We found that HPV-negative women may be slightly less interested in vaccinating their children than are HPV-positive women. This finding may be explained by the woman's perceived lower risk of cervical cancer for herself and her children relative to HPV-positive women. Educational efforts to inform all women of the benefits of HPV vaccination for their daughters need to indicate clearly that (1) the vaccine protects girls and women against both cervical cancer and genital warts and (2) as with the other vaccination against an STI that can cause cancer (hepatitis B), it is the child's risk of HPV and cancer that needs to be carefully considered. These educational efforts may lead to reductions in cervical cancer incidence and mortality in high-risk populations, such as Latinas living on the Texas-Mexico border.
This research was supported by grant number MD000170P20 from the National Center on Minority Health and Health Disparities.
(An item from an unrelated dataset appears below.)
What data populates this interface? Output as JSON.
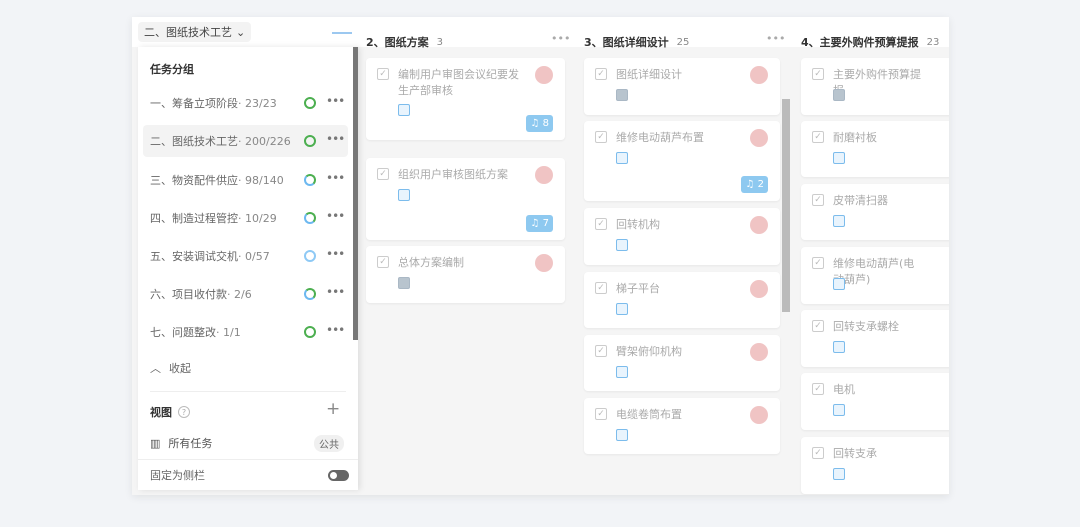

M.S. was partially supported by career development award DAMD-17-00-1-0340 from the U.S. Army Medical Research and Materiel Command.
We thank the subjects, providers (Drs. Osvaldo Cantu, Manuel Guajardo, Charles Rurangirwa, Ruben Molina Maldonado, Octavio Olivares Ornelas), Brownsville Community Health Center, Clinica Santa Maria, COFAC Matamoros, IMSS Matamoros, Planned Parenthood of Cameron and Willacy Counties, University of Texas Medical Branch Dysplasia Clinic), and study staff (Adela Rodriguez, Elena Garcia, Yolanda Beltran, Dr. Alberto Diaz de Leon, Dra. Lucera Vasquez) for their invaluable assistance with the project.
The authors have no conflicts of interest to report.